Here are several simple things you can do to help prevent or eliminate shoulder pain from barbell squats.
“Shoulder pain while barbell squatting is a common problem in people with shoulder pathology,” says Joseph Ciccone, DPT, CSCS, a doctor of physical therapy and certified strength and conditioning coach with ColumbiaDoctors in New York, NY.
What causes pain in the shoulders while squatting with a barbell across the upper back?
“Squatting with a flat barbell causes the shoulders to assume an abducted and externally rotated position, which is a high-risk position (not to mention you are applying a large force with a bar and attached weights),” says Ciccone.
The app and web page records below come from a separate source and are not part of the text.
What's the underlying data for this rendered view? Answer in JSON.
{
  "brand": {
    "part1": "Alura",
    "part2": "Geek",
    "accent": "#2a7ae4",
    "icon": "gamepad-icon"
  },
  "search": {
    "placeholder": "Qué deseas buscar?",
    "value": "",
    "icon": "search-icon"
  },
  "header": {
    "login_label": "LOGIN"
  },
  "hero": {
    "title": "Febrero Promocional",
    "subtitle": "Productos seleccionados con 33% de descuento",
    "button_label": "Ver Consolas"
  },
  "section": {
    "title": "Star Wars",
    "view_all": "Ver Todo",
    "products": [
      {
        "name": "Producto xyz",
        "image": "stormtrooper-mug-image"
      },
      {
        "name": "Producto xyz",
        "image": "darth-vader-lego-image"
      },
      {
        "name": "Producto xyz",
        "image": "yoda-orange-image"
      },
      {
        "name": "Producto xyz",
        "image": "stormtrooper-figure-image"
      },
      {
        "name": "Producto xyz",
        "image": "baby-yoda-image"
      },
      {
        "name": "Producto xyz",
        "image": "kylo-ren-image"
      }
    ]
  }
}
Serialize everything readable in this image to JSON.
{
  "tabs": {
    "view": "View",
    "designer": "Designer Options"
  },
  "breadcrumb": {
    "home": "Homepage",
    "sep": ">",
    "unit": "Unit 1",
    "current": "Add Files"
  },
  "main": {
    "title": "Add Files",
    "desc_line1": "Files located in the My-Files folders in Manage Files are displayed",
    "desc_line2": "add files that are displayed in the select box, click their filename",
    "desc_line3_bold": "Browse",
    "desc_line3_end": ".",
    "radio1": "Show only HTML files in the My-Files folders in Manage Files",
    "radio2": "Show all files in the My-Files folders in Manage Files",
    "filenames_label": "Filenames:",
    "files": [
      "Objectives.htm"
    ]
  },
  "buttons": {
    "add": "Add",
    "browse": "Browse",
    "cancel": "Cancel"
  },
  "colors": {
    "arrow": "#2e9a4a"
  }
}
Abduction means that the shoulder joints are moved away from the midline of the body.
Those whose shoulders hurt during barbell squats, says Ciccone, will likely have at least one of the following going on:
- Instability in the joint
- Rotator cuff tears or strains
- Labral tears
- Reduced mobility in the thorax and/or glenohumeral joint
- Decreased scapular mobility.
What can you do to prevent pain from barbell squats?
Ciccone says to use a different kind of bar such as a buffalo bar, cambered squat bar or safety squat bar.
“These types of bars allow the shoulder to be in a much safer position while still maintaining proper form during the squat exercise.”
The next preventive approach is to perform front squats, that is, holding the barbell at your front.
This isn’t a practical approach if you normally use very heavy weight loads unless you use a Smith machine.
Nevertheless, give it a try, making sure to master this version before piling on the resistance.
For those who intend on sticking to light resistance, they can use different implements such as kettlebells, dumbbells and weighted vests.
Another alternative is to do single-leg squats, which can be done with body weight only, or while holding dumbbells. These can also be performed using a Smith machine.
Finally, stretching the shoulder prior to barbell squats will go a long way in helping reduce or even prevent pain, depending on what’s going on in the joint in the first place, which may simply be a case of stiffness.
A most useful stretching technique is to position yourself under the bar of a Smith machine or a bar at a squat rack (as you would to prepare for squats behind the neck).
Next, place hands lightly on the bar — but very far apart — and simultaneously externally rotate the shoulders as you maintain your position, leaning forward to get in a good stretch.
Lean forward for reps, meaning, hold this position for 1-2 seconds, then release, 20 times (take your time!), for three sets prior to lifting.